Last spring, we planted Confederate Jasmine in a large, round terracotta pot on the porch. The pretty plant is popular in New Orleans and throughout spring and summer serves as a veritable citywide air freshener. Our Uptown neighborhood in particular seems to have surrendered to the unyielding campaign of this spirited plant. It climbs up and creeps across countless courtyards, fences, terraces, poles, patios and porches, breaching tall trellises and lattice-covered brick, wood and stone walls, fighting it out with flowering magnolia and honeysuckle in a Southern scents battle royale.

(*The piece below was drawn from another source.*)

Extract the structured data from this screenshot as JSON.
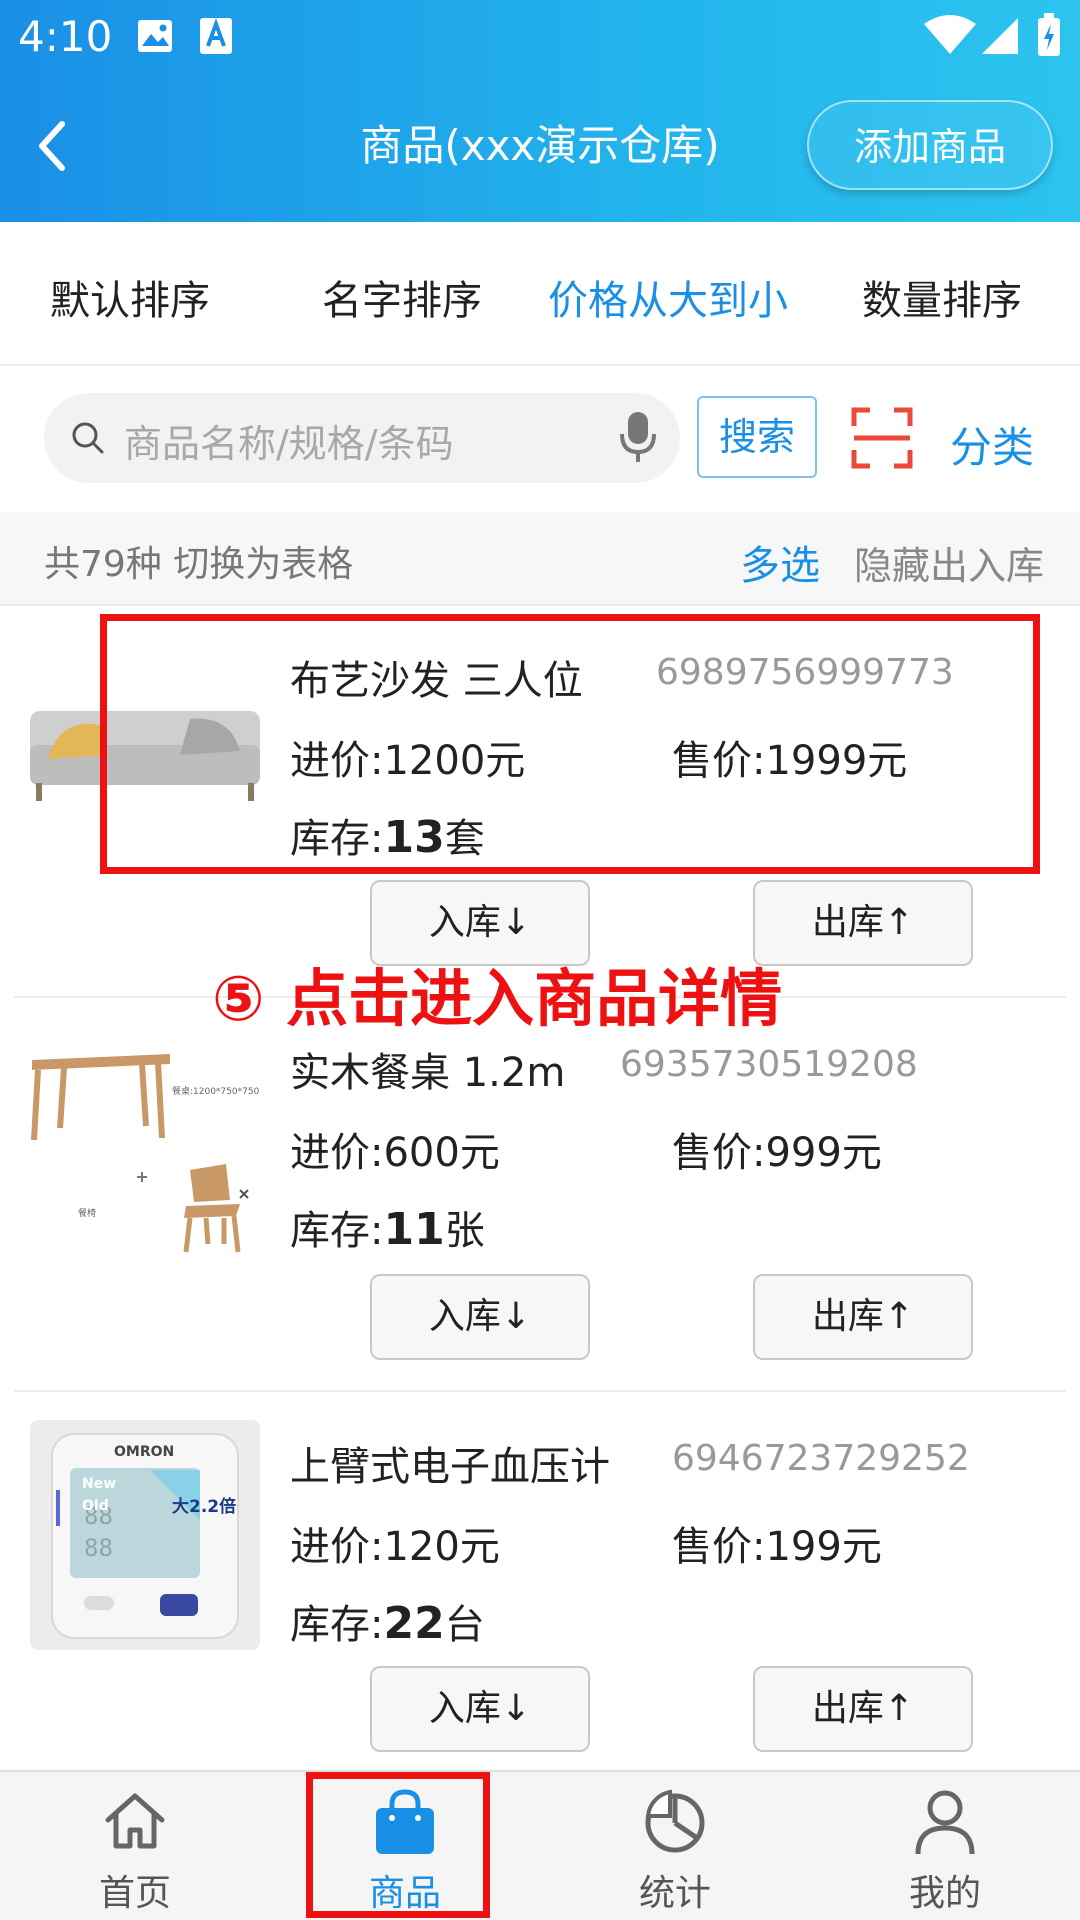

At first, ours was a modest collection of vines and its handful of sweet-smelling white flowers came and went without much fanfare. Over the coming months, the hardy plant would go through fits and starts of growth; climbing up the lattice we anchored it to in the pot and requiring frequent trims off of the top. The bottom and middle foliage began to fill in and every few weeks, we’d spend a few minutes winding and weaving new vine growth into and around the lattice. A couple of weeks ago, I started a countdown to the first blooms, my excitement growing daily, like the budding light green leaves and fresh tendrils. Last week, the lattice erupted into a star-shaped bloom fragrance bomb.

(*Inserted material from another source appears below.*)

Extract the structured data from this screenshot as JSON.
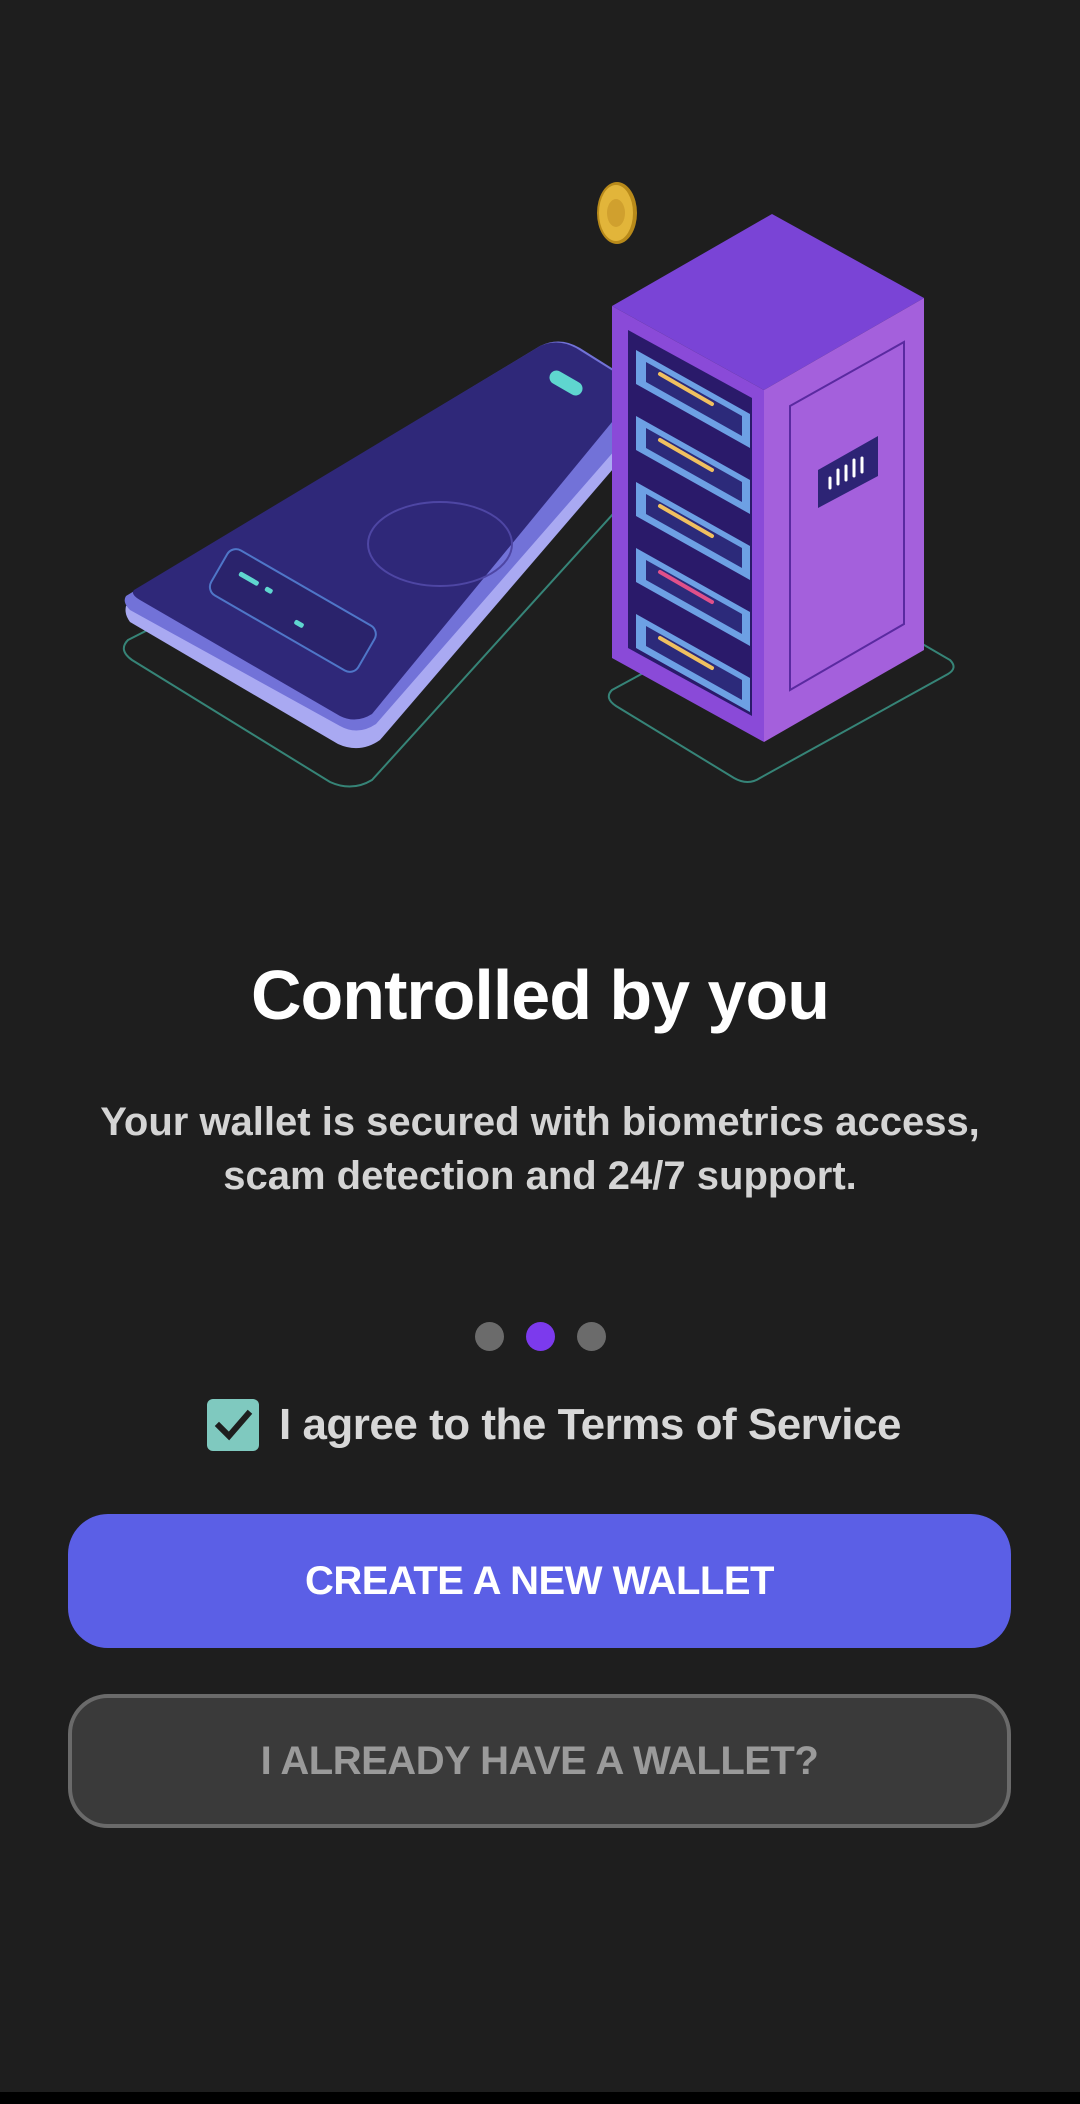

As a serial plant killer, I’m happy to report that Confederate Jasmine, also known as star jasmine or trachelospermum jasminoides as its known in scientific circles, is tough and easy to maintain. While not native, it grows exceedingly well in the Southeast, thrives in full or partial sun and responds well to pruning. Learn more on the University of Florida Gardening Solutions website. I’ll give Mark all of the credit for its current glory. He has the green thumb in our house. However, I was occasionally left alone with it. If I wasn’t able to murder it during the weeks long spans it was left in my care; anyone can have success with this plant. If you are looking for an aromatic addition to your porch, fence, trellis, railings, lattice or anything else that can take a climbing vine, this vegetation is for you. It also can serve as ground cover, but grows at lightening speed, so be prepared to prune often.

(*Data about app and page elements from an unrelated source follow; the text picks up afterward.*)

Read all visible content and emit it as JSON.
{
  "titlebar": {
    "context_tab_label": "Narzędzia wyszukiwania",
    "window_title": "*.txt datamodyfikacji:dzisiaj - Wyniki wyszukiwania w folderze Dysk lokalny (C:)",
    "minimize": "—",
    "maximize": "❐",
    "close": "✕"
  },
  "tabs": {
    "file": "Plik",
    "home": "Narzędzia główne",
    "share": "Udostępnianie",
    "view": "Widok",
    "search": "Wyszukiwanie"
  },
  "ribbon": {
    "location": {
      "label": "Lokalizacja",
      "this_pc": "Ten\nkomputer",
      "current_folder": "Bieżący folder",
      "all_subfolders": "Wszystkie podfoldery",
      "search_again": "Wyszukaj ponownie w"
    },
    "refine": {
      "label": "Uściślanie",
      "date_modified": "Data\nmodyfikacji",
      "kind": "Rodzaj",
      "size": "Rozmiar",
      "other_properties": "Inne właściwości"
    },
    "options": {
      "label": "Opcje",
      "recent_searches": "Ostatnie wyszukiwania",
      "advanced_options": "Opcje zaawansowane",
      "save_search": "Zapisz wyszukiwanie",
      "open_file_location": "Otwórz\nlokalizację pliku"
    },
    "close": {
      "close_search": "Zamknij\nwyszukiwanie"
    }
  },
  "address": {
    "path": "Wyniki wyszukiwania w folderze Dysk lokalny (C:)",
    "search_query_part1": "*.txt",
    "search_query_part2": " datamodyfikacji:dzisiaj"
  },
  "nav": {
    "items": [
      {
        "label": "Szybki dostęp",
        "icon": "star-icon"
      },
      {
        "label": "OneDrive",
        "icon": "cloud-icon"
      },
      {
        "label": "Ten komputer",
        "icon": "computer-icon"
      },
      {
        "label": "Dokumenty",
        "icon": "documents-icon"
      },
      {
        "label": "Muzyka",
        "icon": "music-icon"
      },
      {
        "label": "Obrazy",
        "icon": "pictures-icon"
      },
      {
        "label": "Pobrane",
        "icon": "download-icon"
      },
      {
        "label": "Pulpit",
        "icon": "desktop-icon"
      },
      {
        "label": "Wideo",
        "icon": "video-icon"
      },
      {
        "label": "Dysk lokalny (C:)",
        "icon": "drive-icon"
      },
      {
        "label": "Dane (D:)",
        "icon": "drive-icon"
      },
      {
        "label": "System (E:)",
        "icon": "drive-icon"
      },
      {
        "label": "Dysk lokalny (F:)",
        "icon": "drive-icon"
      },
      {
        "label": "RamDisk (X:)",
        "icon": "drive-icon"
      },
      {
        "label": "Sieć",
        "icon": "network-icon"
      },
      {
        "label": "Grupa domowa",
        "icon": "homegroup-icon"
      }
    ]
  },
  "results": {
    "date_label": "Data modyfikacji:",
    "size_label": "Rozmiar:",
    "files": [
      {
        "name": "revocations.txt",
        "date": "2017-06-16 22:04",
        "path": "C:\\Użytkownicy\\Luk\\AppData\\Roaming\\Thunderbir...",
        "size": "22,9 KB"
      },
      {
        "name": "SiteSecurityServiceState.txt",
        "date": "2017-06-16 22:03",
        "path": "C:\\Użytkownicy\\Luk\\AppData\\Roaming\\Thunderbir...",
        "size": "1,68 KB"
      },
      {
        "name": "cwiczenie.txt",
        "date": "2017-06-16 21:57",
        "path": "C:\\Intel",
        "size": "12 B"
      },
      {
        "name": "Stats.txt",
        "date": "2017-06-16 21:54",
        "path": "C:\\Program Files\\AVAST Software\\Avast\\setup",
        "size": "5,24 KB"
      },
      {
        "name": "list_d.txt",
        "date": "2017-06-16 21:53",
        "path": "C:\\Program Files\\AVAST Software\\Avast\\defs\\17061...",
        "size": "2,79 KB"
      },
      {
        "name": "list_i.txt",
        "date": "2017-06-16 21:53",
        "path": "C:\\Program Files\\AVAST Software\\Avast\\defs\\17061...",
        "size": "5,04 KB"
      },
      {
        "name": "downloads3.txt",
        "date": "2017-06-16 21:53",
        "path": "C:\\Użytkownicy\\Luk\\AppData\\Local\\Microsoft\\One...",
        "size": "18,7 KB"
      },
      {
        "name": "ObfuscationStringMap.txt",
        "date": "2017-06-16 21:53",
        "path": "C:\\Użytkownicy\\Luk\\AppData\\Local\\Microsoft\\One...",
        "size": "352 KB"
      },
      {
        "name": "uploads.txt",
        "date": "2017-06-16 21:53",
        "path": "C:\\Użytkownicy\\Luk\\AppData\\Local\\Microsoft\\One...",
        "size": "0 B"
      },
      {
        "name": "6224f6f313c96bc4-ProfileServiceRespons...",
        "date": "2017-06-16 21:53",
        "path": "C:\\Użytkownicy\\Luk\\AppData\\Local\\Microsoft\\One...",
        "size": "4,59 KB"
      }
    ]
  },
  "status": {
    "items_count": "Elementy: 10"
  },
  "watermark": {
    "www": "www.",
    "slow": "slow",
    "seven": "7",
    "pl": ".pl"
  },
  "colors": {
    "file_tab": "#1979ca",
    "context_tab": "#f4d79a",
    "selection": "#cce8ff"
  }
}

Thursday of last week during one of the many recent rainstorms, we retired to the porch to enjoy a crisp Pinot Grigio and pizza al fresco. After dinner, we stayed put with our remaining vino to take in the sights and sounds of the April showers, passersby braving the weather and the Streetcar rambling down St. Charles Avenue. From my rocking chair, every inhalation burst with the heady aromas of rain and the honeyed perfume of our jasmine wildly climbing and blossoming in its corner of the porch. It was a fine way to toast what we like to call porch season and celebrate the first blooms of spring.
P.S. Brennan’s is hosting a Veuve Clicquot three-course tasting dinner with Veuve Clicquot Winemaker Pierre Casenave on April 23. Tickets are $150 per person and include an original menu paired with Veuve Clicquot Rosé vintages and live entertainment. For tickets, click here. Brennan’s is located at 417 Royal St.